Bottom Line: Previous studies have provided methods for inferring information diffusion networks in which each node corresponds to an individual person.However, in the case of disease transmission, to effectively propose and implement intervention strategies, it is more realistic and reasonable for policy makers to study the diffusion patterns at a metapopulation level when the disease transmission is affected by mobile population, that is, to consider disease transmission networks in which nodes represent subpopulations, and links indicate their interrelationships.In addition, it also discloses some hidden phenomenon.

View Article: PubMed Central - PubMed

Affiliation: Department of Computer Science, Hong Kong Baptist University, Hong Kong SAR, China.

ABSTRACT

Background: To investigate transmission patterns of an infectious disease, e.g., malaria, it is desirable to use the observed surveillance data to discover the underlying (often hidden) disease transmission networks. Previous studies have provided methods for inferring information diffusion networks in which each node corresponds to an individual person. However, in the case of disease transmission, to effectively propose and implement intervention strategies, it is more realistic and reasonable for policy makers to study the diffusion patterns at a metapopulation level when the disease transmission is affected by mobile population, that is, to consider disease transmission networks in which nodes represent subpopulations, and links indicate their interrelationships.

Results: A network inference method called NetEpi (Network Epidemic) is developed and evaluated using both synthetic and real-world datasets.
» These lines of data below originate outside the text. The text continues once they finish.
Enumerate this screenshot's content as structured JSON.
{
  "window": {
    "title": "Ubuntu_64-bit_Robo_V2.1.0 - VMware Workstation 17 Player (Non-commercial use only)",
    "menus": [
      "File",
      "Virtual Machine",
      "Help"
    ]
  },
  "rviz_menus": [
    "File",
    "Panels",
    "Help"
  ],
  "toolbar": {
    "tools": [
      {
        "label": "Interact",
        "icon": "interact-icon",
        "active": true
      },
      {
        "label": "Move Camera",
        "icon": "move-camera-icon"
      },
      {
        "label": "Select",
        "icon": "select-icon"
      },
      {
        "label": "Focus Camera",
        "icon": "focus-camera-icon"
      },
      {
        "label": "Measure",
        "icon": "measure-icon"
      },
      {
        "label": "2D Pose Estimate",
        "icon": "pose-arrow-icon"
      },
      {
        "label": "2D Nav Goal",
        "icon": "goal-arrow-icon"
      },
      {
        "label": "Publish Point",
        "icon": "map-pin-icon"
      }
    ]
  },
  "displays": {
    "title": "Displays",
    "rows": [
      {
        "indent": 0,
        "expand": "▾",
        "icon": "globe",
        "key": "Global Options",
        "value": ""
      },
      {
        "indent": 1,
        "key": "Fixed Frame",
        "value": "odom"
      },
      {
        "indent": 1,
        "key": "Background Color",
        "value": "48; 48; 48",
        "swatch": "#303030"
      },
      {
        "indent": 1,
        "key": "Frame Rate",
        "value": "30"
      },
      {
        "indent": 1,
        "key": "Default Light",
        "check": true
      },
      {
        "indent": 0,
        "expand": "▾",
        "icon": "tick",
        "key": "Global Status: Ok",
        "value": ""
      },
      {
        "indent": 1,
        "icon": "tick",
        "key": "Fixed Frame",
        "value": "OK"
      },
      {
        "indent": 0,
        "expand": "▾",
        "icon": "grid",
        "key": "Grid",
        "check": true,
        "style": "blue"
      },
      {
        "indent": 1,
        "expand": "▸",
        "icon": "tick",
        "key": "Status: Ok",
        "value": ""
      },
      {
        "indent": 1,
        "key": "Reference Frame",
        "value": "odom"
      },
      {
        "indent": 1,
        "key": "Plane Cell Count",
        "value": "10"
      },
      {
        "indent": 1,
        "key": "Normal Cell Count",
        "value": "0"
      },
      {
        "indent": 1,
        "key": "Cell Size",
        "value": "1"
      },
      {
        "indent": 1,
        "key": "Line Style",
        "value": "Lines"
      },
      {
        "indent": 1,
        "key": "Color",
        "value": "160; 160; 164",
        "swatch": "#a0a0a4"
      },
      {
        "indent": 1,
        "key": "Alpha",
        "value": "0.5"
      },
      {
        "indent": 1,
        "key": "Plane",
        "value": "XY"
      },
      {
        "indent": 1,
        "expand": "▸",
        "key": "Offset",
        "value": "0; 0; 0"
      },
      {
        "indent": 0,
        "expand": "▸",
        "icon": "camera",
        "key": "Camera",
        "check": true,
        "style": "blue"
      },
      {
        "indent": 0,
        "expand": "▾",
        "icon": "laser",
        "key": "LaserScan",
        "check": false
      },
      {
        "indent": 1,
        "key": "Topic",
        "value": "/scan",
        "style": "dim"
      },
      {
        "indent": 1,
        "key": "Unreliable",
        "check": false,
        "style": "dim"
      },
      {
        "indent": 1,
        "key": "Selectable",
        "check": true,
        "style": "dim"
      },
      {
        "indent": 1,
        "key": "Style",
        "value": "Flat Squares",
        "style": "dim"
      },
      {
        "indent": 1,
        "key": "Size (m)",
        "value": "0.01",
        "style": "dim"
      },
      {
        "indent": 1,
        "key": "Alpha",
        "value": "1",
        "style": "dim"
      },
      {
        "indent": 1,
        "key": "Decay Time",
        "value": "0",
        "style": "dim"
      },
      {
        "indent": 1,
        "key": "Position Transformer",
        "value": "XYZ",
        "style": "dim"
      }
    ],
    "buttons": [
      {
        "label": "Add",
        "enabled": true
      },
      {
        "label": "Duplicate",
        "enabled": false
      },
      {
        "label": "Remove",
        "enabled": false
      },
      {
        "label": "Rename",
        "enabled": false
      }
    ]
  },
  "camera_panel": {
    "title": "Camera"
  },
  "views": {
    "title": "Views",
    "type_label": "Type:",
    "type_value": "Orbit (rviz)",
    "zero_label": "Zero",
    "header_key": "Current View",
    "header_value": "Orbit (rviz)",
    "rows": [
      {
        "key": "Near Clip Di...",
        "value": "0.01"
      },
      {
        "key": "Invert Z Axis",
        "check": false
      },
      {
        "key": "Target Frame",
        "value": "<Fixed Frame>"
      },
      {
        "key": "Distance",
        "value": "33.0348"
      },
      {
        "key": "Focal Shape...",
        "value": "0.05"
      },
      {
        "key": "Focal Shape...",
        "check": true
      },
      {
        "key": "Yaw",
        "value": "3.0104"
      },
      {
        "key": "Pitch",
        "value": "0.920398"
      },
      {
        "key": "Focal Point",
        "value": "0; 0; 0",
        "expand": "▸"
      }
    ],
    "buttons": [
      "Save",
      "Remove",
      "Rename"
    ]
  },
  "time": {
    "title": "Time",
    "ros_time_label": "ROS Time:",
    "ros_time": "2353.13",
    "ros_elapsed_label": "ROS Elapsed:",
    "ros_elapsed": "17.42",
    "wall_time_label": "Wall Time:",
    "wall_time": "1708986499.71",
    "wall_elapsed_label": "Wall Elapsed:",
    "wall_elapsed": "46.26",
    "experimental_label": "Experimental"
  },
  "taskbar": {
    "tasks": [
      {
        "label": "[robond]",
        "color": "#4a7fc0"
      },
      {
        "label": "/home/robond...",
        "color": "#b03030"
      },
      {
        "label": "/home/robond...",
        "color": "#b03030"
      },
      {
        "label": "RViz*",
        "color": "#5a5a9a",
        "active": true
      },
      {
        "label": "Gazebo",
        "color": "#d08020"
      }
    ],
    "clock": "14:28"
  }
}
The experimental results show that NetEpi can not only recover most of the ground-truth disease transmission networks using only surveillance data, but also find a malaria transmission network based on a real-world dataset. The inferred malaria network can characterize the real-world observations to a certain extent. In addition, it also discloses some hidden phenomenon.

Conclusions: This research addresses the problem of inferring disease transmission networks at a metapopulation level. Such networks can be useful in several ways: (i) to investigate hidden impact factors that influence epidemic dynamics, (ii) to reveal possible sources of epidemic outbreaks, and (iii) to practically develop and/or improve strategies for controlling the spread of infectious diseases.

No MeSH data available.


Related in: MedlinePlus